Positive relationships for parents and children
This month we asked our community; "How to build positive relationships for parents and children”
Why are we asking this question? Why are positive relationships between parents and children so important? Well, we know children learn and develop best when they have a positive, loving connection with their parents and other carers. We also know that there is not a one size fits all formula for getting it right. However, your parent-child relationship develops on connection with warm, loving and responsive interactions, your child will feel loved and secure therefore build a positive relationship.
Healthy relationships with parents and carers help children learn and develop knowledge about their environment– They learn about safety, what it feels like to be safe or not, to be loved, who loves them and how. They learn when to cry, when to laugh and much more.
According to raisingchildren.net.au you may establish a positive relationship with your child by:
- being in the moment with your child
- spending quality time with your child
- creating a caring environment of trust and respect.
Show that you care: When interacting with your child, no matter what their age, being present and listening shows them you care about the things that matter to them. This is a good foundation to build connections and a positive relationship.
Raisingchildren.net.au have some good suggestions to help you stay present in the moments with your child;
- Show acceptance, let your child be, and try not to give directions all the time. If your child wants to pretend the building blocks are people, that’s OK. You don’t have to get your child to use them the ‘right’ way.
- Notice what your child is doing and comment on or encourage it without judgment. For example, ‘Are the big blue blocks the shopkeepers? And is the little red block going shopping?’
- Listen to your child and try to tune in to your child’s real feelings. For example, if your child is telling you a long story about lots of things that happened during the day, they might really be saying that they like the new teacher or that they’re in a good mood.
- Stop and think about what your child’s behaviour is telling you. For example, if your teenage child is hanging around in the kitchen but not talking much, they might just want to be close to you. You could offer a hug or let them help with the cooking, without needing to talk.

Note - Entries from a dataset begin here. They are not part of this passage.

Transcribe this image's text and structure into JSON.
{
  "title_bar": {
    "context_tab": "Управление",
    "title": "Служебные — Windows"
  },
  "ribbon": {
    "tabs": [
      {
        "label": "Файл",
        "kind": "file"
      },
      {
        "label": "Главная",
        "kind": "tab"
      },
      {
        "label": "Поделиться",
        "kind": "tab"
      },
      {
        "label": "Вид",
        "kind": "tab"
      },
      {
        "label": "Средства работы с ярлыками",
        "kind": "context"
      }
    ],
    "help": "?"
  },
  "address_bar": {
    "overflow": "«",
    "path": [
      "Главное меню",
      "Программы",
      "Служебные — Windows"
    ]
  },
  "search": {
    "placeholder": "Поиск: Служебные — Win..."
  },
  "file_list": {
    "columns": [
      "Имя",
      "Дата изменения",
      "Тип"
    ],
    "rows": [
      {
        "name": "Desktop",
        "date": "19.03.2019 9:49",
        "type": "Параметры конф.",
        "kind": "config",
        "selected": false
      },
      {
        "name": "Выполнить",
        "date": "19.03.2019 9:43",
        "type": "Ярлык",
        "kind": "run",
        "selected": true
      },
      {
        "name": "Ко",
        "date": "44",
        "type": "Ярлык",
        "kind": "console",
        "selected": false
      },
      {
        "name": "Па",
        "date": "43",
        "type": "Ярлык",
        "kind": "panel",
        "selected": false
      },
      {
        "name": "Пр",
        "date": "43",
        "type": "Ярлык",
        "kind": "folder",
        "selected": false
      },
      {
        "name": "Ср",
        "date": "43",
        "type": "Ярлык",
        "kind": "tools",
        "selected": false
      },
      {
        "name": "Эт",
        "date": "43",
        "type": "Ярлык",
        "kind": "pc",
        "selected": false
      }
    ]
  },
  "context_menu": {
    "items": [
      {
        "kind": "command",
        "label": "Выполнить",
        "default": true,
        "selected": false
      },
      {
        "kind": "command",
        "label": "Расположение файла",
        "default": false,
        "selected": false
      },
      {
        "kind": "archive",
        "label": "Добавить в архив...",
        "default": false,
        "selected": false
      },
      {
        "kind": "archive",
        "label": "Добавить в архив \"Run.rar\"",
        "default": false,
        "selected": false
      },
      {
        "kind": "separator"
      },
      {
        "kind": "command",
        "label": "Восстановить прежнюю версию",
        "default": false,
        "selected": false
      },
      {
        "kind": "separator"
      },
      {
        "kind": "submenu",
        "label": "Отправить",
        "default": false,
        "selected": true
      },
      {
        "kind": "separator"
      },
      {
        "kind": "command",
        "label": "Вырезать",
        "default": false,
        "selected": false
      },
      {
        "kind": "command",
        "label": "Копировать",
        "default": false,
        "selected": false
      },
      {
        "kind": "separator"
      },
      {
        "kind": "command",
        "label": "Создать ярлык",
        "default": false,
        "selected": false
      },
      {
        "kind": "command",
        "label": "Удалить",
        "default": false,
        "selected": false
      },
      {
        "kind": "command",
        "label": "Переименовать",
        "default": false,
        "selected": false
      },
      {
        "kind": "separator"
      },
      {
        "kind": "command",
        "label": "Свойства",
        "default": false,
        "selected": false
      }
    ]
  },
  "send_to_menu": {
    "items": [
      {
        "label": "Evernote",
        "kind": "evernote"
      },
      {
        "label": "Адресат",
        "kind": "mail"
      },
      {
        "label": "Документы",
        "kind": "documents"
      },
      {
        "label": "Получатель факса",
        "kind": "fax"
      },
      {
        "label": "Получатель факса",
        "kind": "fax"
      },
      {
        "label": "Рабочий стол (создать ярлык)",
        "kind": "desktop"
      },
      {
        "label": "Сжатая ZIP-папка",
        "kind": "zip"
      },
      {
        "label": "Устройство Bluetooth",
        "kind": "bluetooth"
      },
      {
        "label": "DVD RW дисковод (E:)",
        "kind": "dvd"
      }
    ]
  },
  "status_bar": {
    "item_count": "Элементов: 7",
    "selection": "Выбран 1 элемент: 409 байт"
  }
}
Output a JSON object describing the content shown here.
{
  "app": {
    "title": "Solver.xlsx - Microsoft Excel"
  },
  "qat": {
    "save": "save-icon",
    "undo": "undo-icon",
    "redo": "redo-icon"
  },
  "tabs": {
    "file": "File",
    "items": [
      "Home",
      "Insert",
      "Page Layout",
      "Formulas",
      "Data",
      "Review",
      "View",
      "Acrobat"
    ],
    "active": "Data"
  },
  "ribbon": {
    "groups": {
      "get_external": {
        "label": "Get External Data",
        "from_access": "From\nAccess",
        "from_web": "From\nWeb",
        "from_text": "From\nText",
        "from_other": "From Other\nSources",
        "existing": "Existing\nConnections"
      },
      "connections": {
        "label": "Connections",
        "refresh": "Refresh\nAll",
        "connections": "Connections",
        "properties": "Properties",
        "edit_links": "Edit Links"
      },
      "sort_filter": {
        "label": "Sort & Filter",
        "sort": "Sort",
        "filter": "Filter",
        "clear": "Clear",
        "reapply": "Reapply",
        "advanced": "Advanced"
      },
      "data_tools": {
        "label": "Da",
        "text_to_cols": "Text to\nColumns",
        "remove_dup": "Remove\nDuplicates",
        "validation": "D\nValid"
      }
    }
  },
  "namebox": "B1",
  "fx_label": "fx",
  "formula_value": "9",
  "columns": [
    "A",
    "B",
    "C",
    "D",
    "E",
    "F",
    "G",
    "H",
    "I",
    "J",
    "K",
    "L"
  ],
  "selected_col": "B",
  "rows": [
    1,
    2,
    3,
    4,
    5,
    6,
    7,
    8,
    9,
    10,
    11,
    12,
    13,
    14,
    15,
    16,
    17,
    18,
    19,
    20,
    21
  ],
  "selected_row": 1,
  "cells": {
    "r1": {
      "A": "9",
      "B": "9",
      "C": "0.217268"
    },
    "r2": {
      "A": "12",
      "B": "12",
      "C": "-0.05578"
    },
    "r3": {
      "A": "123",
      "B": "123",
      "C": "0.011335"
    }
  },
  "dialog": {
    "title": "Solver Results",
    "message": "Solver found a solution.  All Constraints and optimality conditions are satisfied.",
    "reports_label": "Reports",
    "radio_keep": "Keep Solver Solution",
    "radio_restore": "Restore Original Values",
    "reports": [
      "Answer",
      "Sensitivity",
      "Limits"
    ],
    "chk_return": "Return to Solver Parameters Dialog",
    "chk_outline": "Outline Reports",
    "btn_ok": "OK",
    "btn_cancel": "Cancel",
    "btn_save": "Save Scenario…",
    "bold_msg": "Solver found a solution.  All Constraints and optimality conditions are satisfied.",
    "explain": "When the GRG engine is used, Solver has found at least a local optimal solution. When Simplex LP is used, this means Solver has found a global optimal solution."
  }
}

Providing your child with opportunities to be independent is part of being present and allowing them to take a lead role in developing their own thoughts, feelings and reactions to what is happening around them. Here are some ideas on how to encourage this:
- By watching your child and responding to what your child says or does. This is great for younger children.
- Support your child’s ideas. For example, if your older child decides to plan a family meal, why not say yes?
- When your child expresses an opinion, you could use the conversation as a way to learn more about your child’s thoughts and feelings, even if they’re different from yours.
Peter McElligott from Bundy Bowl and Leisure Centre says;
After seeing a recent documentary that portrayed how children and youth are being affected by social media and losing the connections with their parents I feel our leisure centre in Bundaberg can be a good way of keeping that important connection. I can recall bringing up my own children and the fun times we had going to other leisure centres both in Australia and overseas. At the time I thought it was good research, however, now I realise that they were some of the special times for our family. This time was the foundation for our now adult children and the bond we developed. Peter’s advice is to get off the phone and start doing activities together as a family to help build a good relationship.
Nathan Van der Klugt from Rhee TaeKwonDo Bundaberg says;
To build positive relationships between parents and children is the same way any relationship is created, with a foundation of trust and honesty. In my experience, a young child will inherently trust their parents at first, however, if the parent breaks too many promises, fails to demonstrate accountability or communicate effectively when they go back on their word, eventually the child will come to realise that their parent can't be trusted or believed, and soon the relationship will sour. Nathan says; It is safe to say that all relationships can be positive as long as there is mutual trust and honesty.
What are your thoughts on this topic? Join in the conversation.